- To smoke dried peas, beans, or legumes, place them in a disposable aluminum pan or atop two sheets of heavy-duty aluminum foil (crimp the edges of foil upward to create a rim and prevent them from sliding off). When the fire begins to produce a steady stream of smoke, place the pan over indirect heat, close the grill, vent the grill for smoking, and smoke for 25 to 40 minutes, until the peas, beans, or legumes are deeply fragrant and have darkened slightly. For even results, stir the ingredients and rotate the individual containers (if you’re smoking more than one item) around the heat after 15 to 20 minutes, and keep an eye on their color after 30 minutes to ensure they don’t become too dark.

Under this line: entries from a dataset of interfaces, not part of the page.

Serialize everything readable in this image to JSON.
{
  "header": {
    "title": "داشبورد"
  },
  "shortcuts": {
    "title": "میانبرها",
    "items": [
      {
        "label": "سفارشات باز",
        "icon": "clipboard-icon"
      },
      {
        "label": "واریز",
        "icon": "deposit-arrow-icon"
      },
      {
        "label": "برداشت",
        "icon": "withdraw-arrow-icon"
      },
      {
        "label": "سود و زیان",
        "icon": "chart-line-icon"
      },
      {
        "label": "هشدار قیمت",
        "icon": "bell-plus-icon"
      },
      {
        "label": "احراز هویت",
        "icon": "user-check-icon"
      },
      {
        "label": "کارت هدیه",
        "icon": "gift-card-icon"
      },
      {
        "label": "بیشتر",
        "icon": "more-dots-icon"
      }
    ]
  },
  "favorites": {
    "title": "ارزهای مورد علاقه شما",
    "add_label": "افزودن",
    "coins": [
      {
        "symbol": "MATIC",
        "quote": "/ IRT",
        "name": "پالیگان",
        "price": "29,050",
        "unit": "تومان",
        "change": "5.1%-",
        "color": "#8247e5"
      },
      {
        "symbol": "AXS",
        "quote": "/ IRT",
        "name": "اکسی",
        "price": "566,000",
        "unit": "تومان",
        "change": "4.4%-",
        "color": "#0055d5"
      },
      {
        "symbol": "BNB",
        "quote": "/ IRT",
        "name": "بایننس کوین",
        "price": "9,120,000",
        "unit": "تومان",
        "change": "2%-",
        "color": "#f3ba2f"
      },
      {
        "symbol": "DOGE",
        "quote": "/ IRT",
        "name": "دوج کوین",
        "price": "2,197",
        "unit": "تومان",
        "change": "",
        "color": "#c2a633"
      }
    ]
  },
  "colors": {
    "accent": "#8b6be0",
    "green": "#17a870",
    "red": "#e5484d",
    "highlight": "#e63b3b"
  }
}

- To prepare the beans, rinse the beans and discard any pebbles. Place the beans, sage, bay leaves (to taste), garlic, and Parmesan rind in a large saucepan and add enough cold water to cover by 4 inches (10 cm). Bring the beans to a boil over medium-high heat, then turn the heat to low and simmer very gently until the beans are tender, about 1 hour 15 minutes, skimming off any scum that rises to the surface. Remove the pan from the heat, and if time allows, let the beans cool in the cooking liquid.
- Meanwhile, to make the green herb oil, combine the garlic, salt, and pepper flakes in the bowl of a food processor and pulse into a coarse paste. Add the herbs and pulse until combined. With the processor running, slowly drizzle in the olive oil until the mixture pulls together into an even puree, stopping to scrape down the sides of the bowl with a rubber spatula as needed.
- Drain the beans in a colander and transfer to a large mixing bowl, discarding the sage, bay leaves, garlic, and Parmesan rind. Pour the green herb oil over the top and gently toss the mixture until combined. Season with salt and pepper, then transfer to a large serving platter.
- In the same mixing bowl, combine the tuna, shallot, and lemon zest and juice and use a fork to gently combine (leaving the tuna in larger chunks, if possible). Season the tuna mixture with salt and pepper, then use a rubber spatula to place the mixture on the top of the beans. Serve immediately, with grilled bread and lemon wedges on the side. Store leftovers in a sealed container in the refrigerator for up to 4 days.
Reprinted with permission from "Thank You for Smoking," copyright © 2019 by Paula Disbrowe. Published by Ten Speed Press, an imprint of Penguin Random House LLC. Photographs copyright © 2019 by Johnny Autry
Paula Disbrowe is the author of Thank You for Smoking.